[Records excerpted from a collection]
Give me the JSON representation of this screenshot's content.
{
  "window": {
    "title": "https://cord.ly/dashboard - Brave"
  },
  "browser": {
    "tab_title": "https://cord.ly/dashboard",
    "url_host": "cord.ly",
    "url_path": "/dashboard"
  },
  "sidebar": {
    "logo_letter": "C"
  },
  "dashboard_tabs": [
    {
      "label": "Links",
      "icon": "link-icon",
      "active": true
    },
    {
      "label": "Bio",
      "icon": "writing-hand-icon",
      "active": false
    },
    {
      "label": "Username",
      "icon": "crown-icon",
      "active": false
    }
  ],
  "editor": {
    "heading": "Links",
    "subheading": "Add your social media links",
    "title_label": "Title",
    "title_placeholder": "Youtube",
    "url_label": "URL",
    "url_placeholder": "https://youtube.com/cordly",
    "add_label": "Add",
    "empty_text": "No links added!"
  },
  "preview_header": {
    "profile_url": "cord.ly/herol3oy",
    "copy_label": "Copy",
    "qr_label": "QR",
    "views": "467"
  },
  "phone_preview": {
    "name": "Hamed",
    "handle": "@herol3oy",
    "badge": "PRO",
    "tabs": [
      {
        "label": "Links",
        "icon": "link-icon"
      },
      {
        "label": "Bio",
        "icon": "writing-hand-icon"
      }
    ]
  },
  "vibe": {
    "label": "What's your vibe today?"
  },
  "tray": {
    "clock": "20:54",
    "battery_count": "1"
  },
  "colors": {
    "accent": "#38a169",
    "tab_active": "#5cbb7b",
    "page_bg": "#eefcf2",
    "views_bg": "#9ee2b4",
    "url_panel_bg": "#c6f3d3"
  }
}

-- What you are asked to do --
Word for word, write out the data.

-- Your response --
Give me the JSON representation of this screenshot's content.
{
  "window": {
    "title": "https://cord.ly/dashboard - Brave"
  },
  "browser": {
    "tab_title": "https://cord.ly/dashboard",
    "url_host": "cord.ly",
    "url_path": "/dashboard"
  },
  "sidebar": {
    "logo_letter": "C"
  },
  "dashboard_tabs": [
    {
      "label": "Links",
      "icon": "link-icon",
      "active": true
    },
    {
      "label": "Bio",
      "icon": "writing-hand-icon",
      "active": false
    },
    {
      "label": "Username",
      "icon": "crown-icon",
      "active": false
    }
  ],
  "editor": {
    "heading": "Links",
    "subheading": "Add your social media links",
    "title_label": "Title",
    "title_placeholder": "Youtube",
    "url_label": "URL",
    "url_placeholder": "https://youtube.com/cordly",
    "add_label": "Add",
    "empty_text": "No links added!"
  },
  "preview_header": {
    "profile_url": "cord.ly/herol3oy",
    "copy_label": "Copy",
    "qr_label": "QR",
    "views": "467"
  },
  "phone_preview": {
    "name": "Hamed",
    "handle": "@herol3oy",
    "badge": "PRO",
    "tabs": [
      {
        "label": "Links",
        "icon": "link-icon"
      },
      {
        "label": "Bio",
        "icon": "writing-hand-icon"
      }
    ]
  },
  "vibe": {
    "label": "What's your vibe today?"
  },
  "tray": {
    "clock": "20:54",
    "battery_count": "1"
  },
  "colors": {
    "accent": "#38a169",
    "tab_active": "#5cbb7b",
    "page_bg": "#eefcf2",
    "views_bg": "#9ee2b4",
    "url_panel_bg": "#c6f3d3"
  }
}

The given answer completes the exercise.